-------- Source data

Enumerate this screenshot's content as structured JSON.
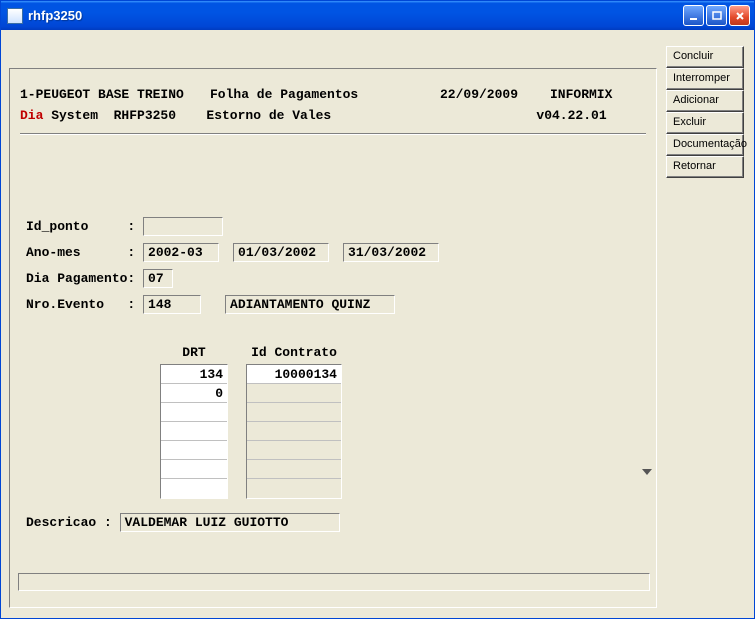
{
  "window": {
    "title": "rhfp3250"
  },
  "side": {
    "concluir": "Concluir",
    "interromper": "Interromper",
    "adicionar": "Adicionar",
    "excluir": "Excluir",
    "documentacao": "Documentação",
    "retornar": "Retornar"
  },
  "header": {
    "line1_left": "1-PEUGEOT BASE TREINO",
    "line1_mid": "Folha de Pagamentos",
    "line1_date": "22/09/2009",
    "line1_right": "INFORMIX",
    "line2_red": "Dia",
    "line2_system": " System  RHFP3250",
    "line2_mid": "Estorno de Vales",
    "line2_ver": "v04.22.01"
  },
  "form": {
    "id_ponto_label": "Id_ponto     : ",
    "id_ponto": "",
    "ano_mes_label": "Ano-mes      : ",
    "ano_mes": "2002-03",
    "data_ini": "01/03/2002",
    "data_fim": "31/03/2002",
    "dia_pag_label": "Dia Pagamento: ",
    "dia_pag": "07",
    "nro_evento_label": "Nro.Evento   : ",
    "nro_evento": "148",
    "nro_evento_desc": "ADIANTAMENTO QUINZ"
  },
  "grid": {
    "drt_header": "DRT",
    "contrato_header": "Id Contrato",
    "drt": [
      "134",
      "0",
      "",
      "",
      "",
      "",
      ""
    ],
    "drt_editing_index": 1,
    "contrato": [
      "10000134",
      "",
      "",
      "",
      "",
      "",
      ""
    ]
  },
  "descricao": {
    "label": "Descricao : ",
    "value": "VALDEMAR LUIZ GUIOTTO"
  }
}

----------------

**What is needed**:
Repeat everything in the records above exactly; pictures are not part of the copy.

**Your response**:
Enumerate this screenshot's content as structured JSON.
{
  "window": {
    "title": "rhfp3250"
  },
  "side": {
    "concluir": "Concluir",
    "interromper": "Interromper",
    "adicionar": "Adicionar",
    "excluir": "Excluir",
    "documentacao": "Documentação",
    "retornar": "Retornar"
  },
  "header": {
    "line1_left": "1-PEUGEOT BASE TREINO",
    "line1_mid": "Folha de Pagamentos",
    "line1_date": "22/09/2009",
    "line1_right": "INFORMIX",
    "line2_red": "Dia",
    "line2_system": " System  RHFP3250",
    "line2_mid": "Estorno de Vales",
    "line2_ver": "v04.22.01"
  },
  "form": {
    "id_ponto_label": "Id_ponto     : ",
    "id_ponto": "",
    "ano_mes_label": "Ano-mes      : ",
    "ano_mes": "2002-03",
    "data_ini": "01/03/2002",
    "data_fim": "31/03/2002",
    "dia_pag_label": "Dia Pagamento: ",
    "dia_pag": "07",
    "nro_evento_label": "Nro.Evento   : ",
    "nro_evento": "148",
    "nro_evento_desc": "ADIANTAMENTO QUINZ"
  },
  "grid": {
    "drt_header": "DRT",
    "contrato_header": "Id Contrato",
    "drt": [
      "134",
      "0",
      "",
      "",
      "",
      "",
      ""
    ],
    "drt_editing_index": 1,
    "contrato": [
      "10000134",
      "",
      "",
      "",
      "",
      "",
      ""
    ]
  },
  "descricao": {
    "label": "Descricao : ",
    "value": "VALDEMAR LUIZ GUIOTTO"
  }
}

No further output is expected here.